Haber:
Facing the threat of improvised explosives

     Pipe bombs and other improvised explosive devices (IEDs) pose a serious threat to federal, state and local government facilities, considering how easily and inexpensively they can be put together. Schools, shopping malls, stadiums and other public places people can freely walk around and through are also potential targets for terrorist attacks.

     Protecting people and facilities from terrorist attacks involving explosive devices starts with a basic understanding of a bomb. People must recognize that bombs are usually made to look like everyday widgets; stereotypical bombs are virtually nonexistent. The only common denominator that exists with all explosive devices is that they are intended to explode.

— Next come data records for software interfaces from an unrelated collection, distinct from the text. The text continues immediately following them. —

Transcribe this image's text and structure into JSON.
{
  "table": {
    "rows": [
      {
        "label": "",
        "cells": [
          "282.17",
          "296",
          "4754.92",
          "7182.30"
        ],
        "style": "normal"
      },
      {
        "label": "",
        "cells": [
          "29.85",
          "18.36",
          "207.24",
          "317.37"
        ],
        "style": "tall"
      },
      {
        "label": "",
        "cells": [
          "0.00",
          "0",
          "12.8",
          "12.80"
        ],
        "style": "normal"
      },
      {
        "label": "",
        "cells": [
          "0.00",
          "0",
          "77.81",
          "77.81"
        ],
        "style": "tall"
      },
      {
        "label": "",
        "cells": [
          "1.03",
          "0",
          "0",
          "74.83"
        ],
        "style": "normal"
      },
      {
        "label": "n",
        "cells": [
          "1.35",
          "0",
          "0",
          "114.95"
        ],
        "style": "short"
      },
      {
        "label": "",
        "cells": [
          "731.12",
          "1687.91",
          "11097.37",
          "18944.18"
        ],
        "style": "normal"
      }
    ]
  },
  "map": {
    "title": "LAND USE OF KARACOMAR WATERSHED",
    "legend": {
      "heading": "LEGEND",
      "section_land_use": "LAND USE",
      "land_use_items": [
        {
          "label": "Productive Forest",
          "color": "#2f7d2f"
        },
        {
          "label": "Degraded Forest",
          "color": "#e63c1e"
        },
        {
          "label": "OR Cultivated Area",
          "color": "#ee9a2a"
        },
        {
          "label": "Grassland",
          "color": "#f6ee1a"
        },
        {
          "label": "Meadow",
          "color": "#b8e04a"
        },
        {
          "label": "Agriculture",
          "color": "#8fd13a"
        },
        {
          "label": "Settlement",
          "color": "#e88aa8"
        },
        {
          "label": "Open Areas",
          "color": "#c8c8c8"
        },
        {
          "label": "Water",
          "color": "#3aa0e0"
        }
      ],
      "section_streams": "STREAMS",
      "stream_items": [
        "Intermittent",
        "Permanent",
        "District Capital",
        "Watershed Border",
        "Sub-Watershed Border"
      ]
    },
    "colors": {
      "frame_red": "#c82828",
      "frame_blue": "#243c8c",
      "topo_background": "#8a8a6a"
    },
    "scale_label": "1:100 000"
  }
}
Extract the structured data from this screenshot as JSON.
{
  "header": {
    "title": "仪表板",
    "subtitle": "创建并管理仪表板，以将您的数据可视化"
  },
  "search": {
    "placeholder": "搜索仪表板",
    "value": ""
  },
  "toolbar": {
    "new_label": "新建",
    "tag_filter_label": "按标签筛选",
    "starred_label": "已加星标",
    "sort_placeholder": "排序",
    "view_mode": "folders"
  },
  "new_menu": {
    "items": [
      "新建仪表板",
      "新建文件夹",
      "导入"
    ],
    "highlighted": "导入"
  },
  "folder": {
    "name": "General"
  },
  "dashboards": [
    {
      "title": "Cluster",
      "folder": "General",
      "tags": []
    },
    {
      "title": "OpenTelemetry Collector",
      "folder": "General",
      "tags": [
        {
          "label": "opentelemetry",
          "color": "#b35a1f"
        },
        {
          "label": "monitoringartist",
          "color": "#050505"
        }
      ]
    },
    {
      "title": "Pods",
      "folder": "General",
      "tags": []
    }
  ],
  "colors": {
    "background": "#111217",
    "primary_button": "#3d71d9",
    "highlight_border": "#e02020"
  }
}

For this reason, it is important to suspect anything that looks unusual and to let a trained bomb technician determine what is or is not an actual bomb....